Damon Centola of the Annenberg School for Communication and the School of Engineering and Applied Science discusses his
Dr. Victor W. Pickard Assistant Professor of Communication
Dr. Pickard is the author of America’s Battle for Media Democracy: The Triumph of Corporate Libertarianism and the Future of Media Reform. His research focuses on the history and political economy of media institutions, U.S. and global media activism and the normative foundations and politics of media policy.
"Tom Wheeler's announcement that he's submitting ‘the strongest open internet protections ever proposed by the FCC’ is a big deal for the future of American broadband. It would give the FCC the regulatory authority to prevent Internet service providers from blocking or slowing down websites and other online services. The dramatic shift in the Net Neutrality debate over the past 6 months stands testament to the power of public engagement around core policy issues.”
Joseph J. Diorio, 215-746-1798 or firstname.lastname@example.org
Christopher S. Yoo Professor of Law, Communication and Computer and Information Science at the University of Pennsylvania and faculty affiliate with the Penn Wharton Public Policy Initiative
A leading voice in the “network neutrality” debate, Yoo presented testimony on the Comcast-Time merger before the U.S. Senate and frequently testifies before Congress, the Federal Communications Commission and the Federal Trade Commission.
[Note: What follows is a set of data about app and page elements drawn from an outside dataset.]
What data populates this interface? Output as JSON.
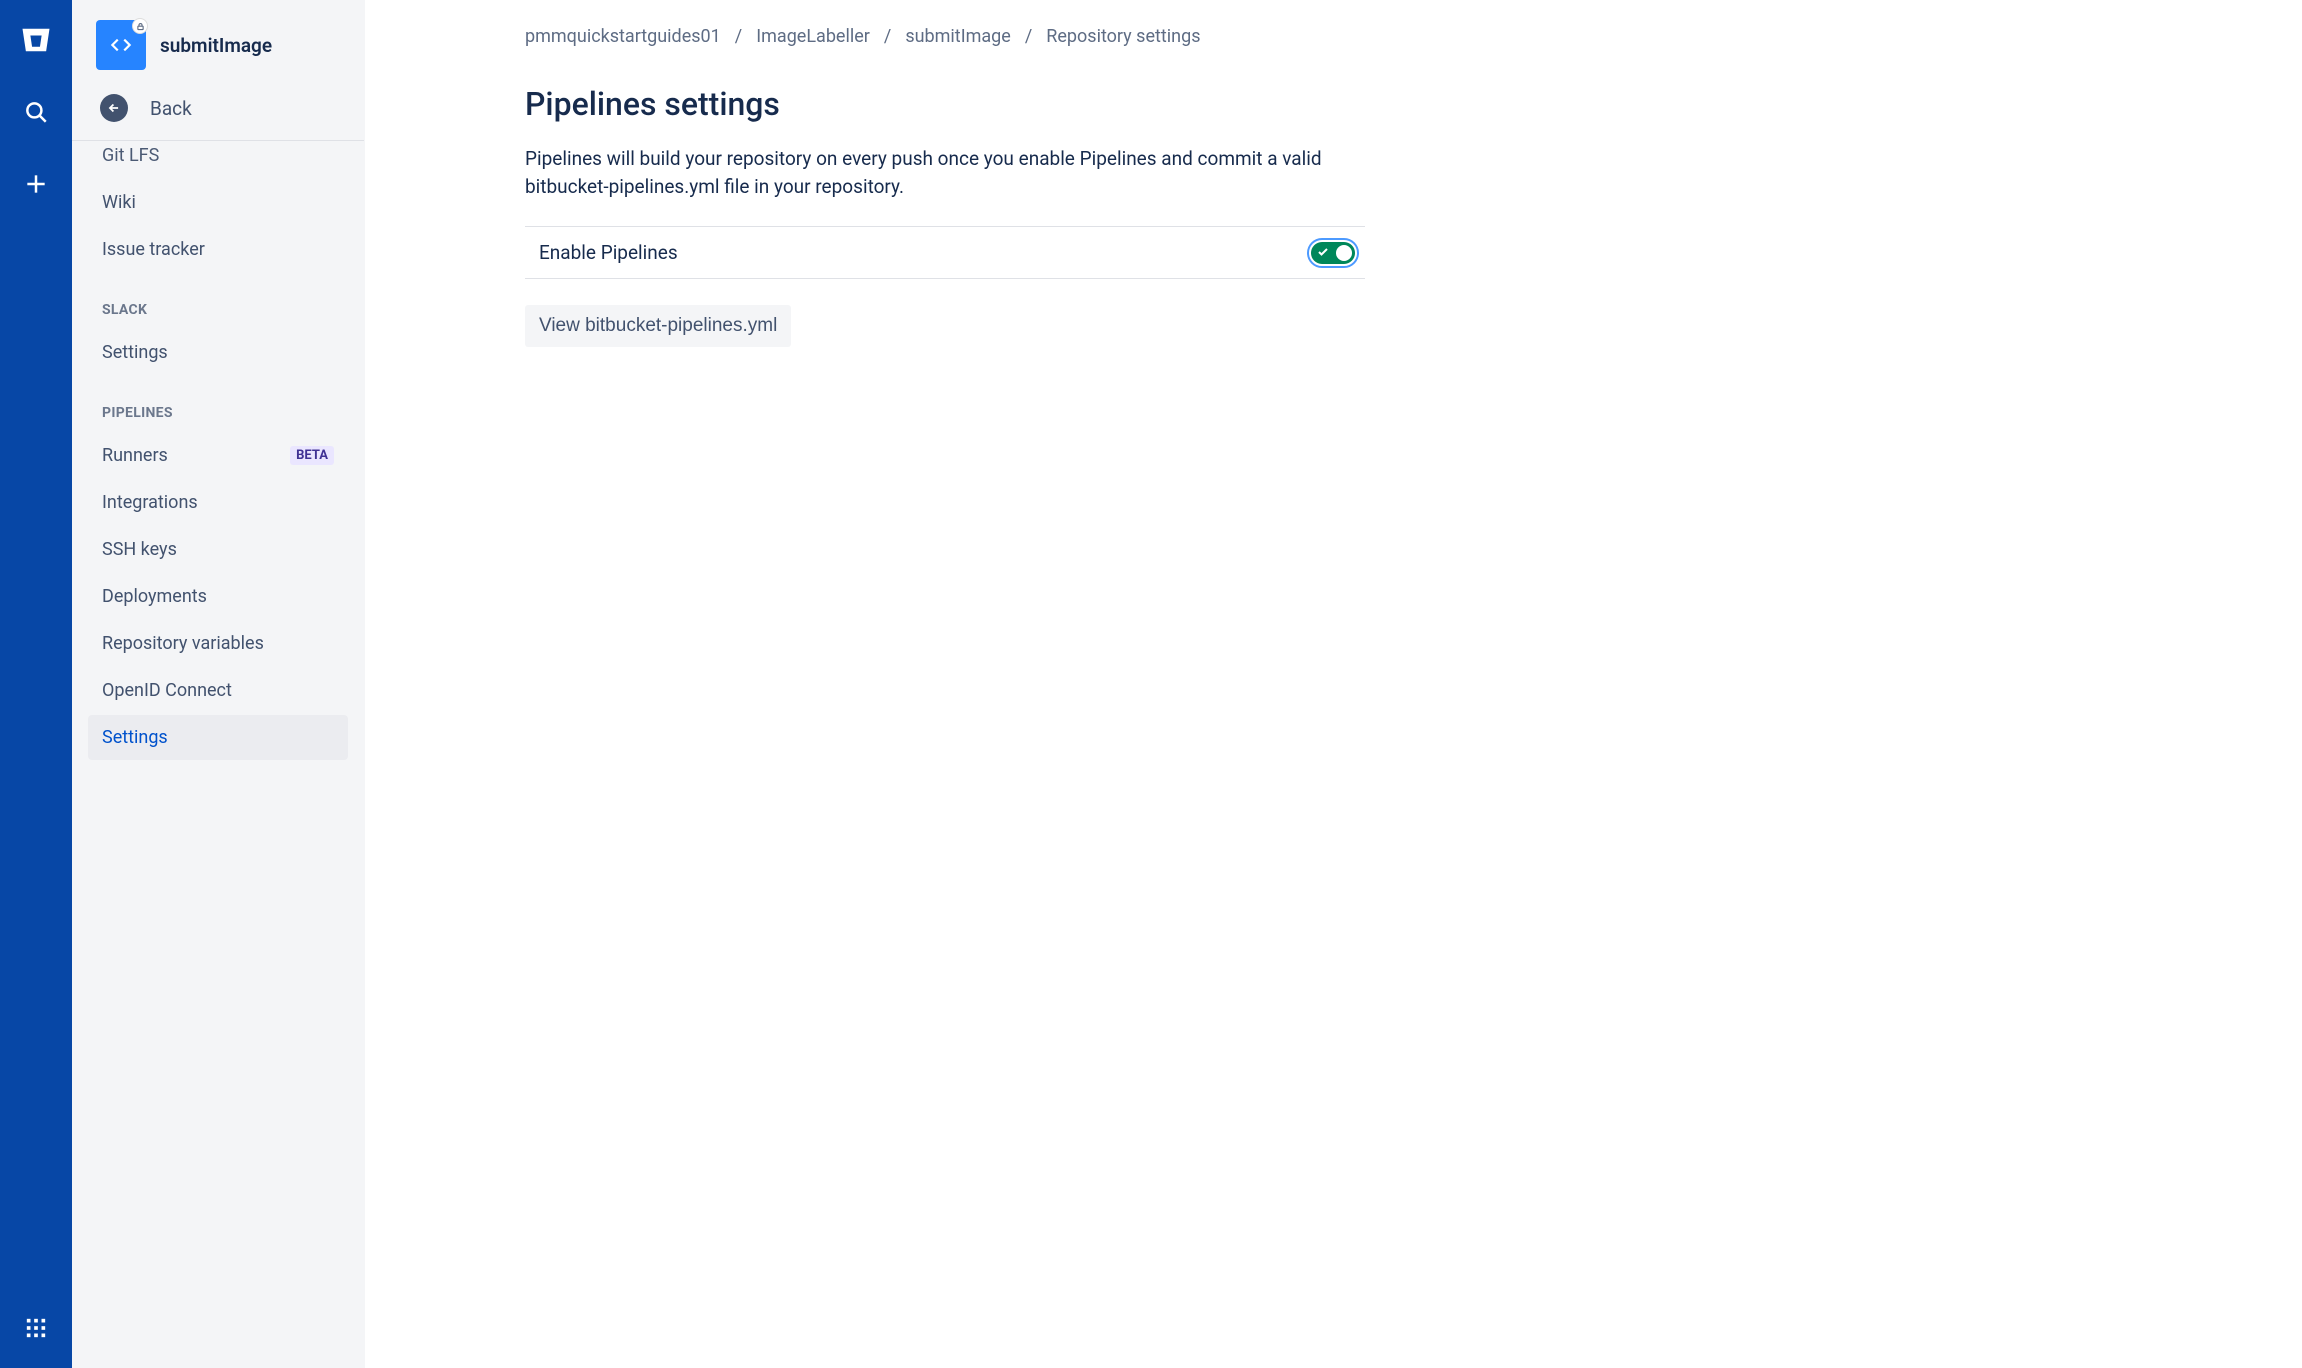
{
  "globalNav": {
    "logo": "bitbucket-logo",
    "search": "search-icon",
    "create": "plus-icon",
    "apps": "app-switcher-icon"
  },
  "sidebar": {
    "repoName": "submitImage",
    "backLabel": "Back",
    "items": [
      {
        "label": "Git LFS",
        "badge": ""
      },
      {
        "label": "Wiki",
        "badge": ""
      },
      {
        "label": "Issue tracker",
        "badge": ""
      }
    ],
    "sections": [
      {
        "title": "SLACK",
        "items": [
          {
            "label": "Settings",
            "badge": "",
            "active": false
          }
        ]
      },
      {
        "title": "PIPELINES",
        "items": [
          {
            "label": "Runners",
            "badge": "BETA",
            "active": false
          },
          {
            "label": "Integrations",
            "badge": "",
            "active": false
          },
          {
            "label": "SSH keys",
            "badge": "",
            "active": false
          },
          {
            "label": "Deployments",
            "badge": "",
            "active": false
          },
          {
            "label": "Repository variables",
            "badge": "",
            "active": false
          },
          {
            "label": "OpenID Connect",
            "badge": "",
            "active": false
          },
          {
            "label": "Settings",
            "badge": "",
            "active": true
          }
        ]
      }
    ]
  },
  "breadcrumbs": {
    "items": [
      "pmmquickstartguides01",
      "ImageLabeller",
      "submitImage",
      "Repository settings"
    ],
    "separator": "/"
  },
  "page": {
    "title": "Pipelines settings",
    "description": "Pipelines will build your repository on every push once you enable Pipelines and commit a valid bitbucket-pipelines.yml file in your repository.",
    "enableLabel": "Enable Pipelines",
    "toggleOn": true,
    "viewYmlLabel": "View bitbucket-pipelines.yml"
  }
}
An expert on law and technology, Yoo directs Penn’s Center for Technology, Innovation and Competition. His books include The Dynamic Internet: How Technology, Users and Businesses Are Transforming the Network.
His other publications include Updating Internet Policy for the 21st Century, Is There a Role for Common Carriage in an Internet-Based World?, Internet Policy Going Forward: Does One Size Still Fit All? and Network Neutrality and the Need for a Technological Turn in Internet Scholarship.
“Those who think that subjecting the Internet to the regulatory regime created for the telephone system have forgotten the lessons of history. Policymakers and scholars have long criticized common carriage for killing innovation, increasing prices, and facilitating collusion. It would also limit innovation by forcing those with new ideas to seek permission from the government before they could try something new that fell outside the existing regulatory boxes. Even worse, common carriage has never prevented network providers from charging more for higher classes of service, which has been network neutrality proponents’ primary focus. Subjecting the Internet to telephone-style regulation would inevitably drag the issue into the courts. The last attempt to regulate network neutrality was embroiled in judicial challenges for four years, entailed enormous costs, chilled innovation until the court case ended, and still failed to resolve the issue. The FCC’s most recent effort faces the same fate. Congress has already proposed compromise legislation that would end all debates about the federal government’s authority to regulate network neutrality and would establish rules that would withstand judicial review. Working towards a bipartisan legislative solution represents the best way to make sure that the Internet continues to serve as a driving force for growth and innovation.”
Jacquie Posey, 215-898-6460 or email@example.com
A new discovery shows how a simple intervention—self-affirmation—can open our brains to accept advice that is hard to hear.
Fifteen years ago, the name “Aiden” was hardly on the radar of Americans with new babies. It ranked a lowly 324th on the Social Security Administration’s list of popular baby names. But less than a decade later, the name became a favorite, soaring into the top 20 for five years and counting.
Kathleen Hall Jamieson of the Annenberg Public Policy Center is quoted about civics and education.
Victor Pickard of the Annenberg School for Communication writes about the history behind radio freedom in the 1940s.
Kathleen Hall Jamieson of the Annenberg Public Policy Center says, “One has to understand there are three branches of g